INSTRUCTIONS TO FOLLOW:
Every line of the records must be repeated exactly; pictures stay out.

Records from a data source:
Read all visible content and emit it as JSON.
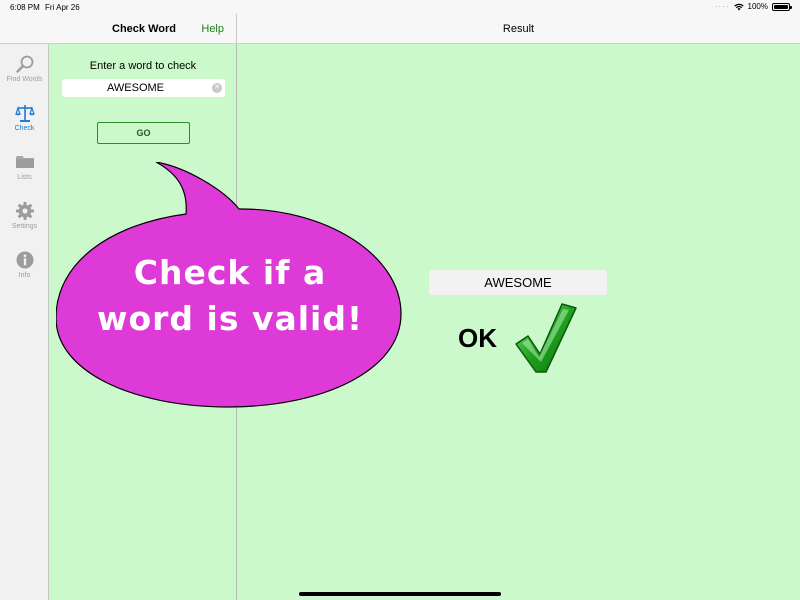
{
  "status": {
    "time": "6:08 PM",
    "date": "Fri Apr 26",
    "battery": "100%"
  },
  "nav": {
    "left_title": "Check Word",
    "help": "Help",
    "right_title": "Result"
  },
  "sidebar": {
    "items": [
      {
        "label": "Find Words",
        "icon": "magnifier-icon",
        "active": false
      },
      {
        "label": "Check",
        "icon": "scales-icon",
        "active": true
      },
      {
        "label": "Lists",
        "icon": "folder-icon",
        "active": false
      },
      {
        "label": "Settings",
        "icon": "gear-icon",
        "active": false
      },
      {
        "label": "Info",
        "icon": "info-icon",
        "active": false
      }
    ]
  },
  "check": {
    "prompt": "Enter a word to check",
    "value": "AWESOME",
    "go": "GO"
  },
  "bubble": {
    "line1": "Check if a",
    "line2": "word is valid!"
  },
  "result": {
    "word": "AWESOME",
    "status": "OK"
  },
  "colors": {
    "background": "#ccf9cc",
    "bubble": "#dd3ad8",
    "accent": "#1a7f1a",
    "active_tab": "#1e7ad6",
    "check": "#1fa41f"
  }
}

FINAL ANSWER:
Read all visible content and emit it as JSON.
{
  "status": {
    "time": "6:08 PM",
    "date": "Fri Apr 26",
    "battery": "100%"
  },
  "nav": {
    "left_title": "Check Word",
    "help": "Help",
    "right_title": "Result"
  },
  "sidebar": {
    "items": [
      {
        "label": "Find Words",
        "icon": "magnifier-icon",
        "active": false
      },
      {
        "label": "Check",
        "icon": "scales-icon",
        "active": true
      },
      {
        "label": "Lists",
        "icon": "folder-icon",
        "active": false
      },
      {
        "label": "Settings",
        "icon": "gear-icon",
        "active": false
      },
      {
        "label": "Info",
        "icon": "info-icon",
        "active": false
      }
    ]
  },
  "check": {
    "prompt": "Enter a word to check",
    "value": "AWESOME",
    "go": "GO"
  },
  "bubble": {
    "line1": "Check if a",
    "line2": "word is valid!"
  },
  "result": {
    "word": "AWESOME",
    "status": "OK"
  },
  "colors": {
    "background": "#ccf9cc",
    "bubble": "#dd3ad8",
    "accent": "#1a7f1a",
    "active_tab": "#1e7ad6",
    "check": "#1fa41f"
  }
}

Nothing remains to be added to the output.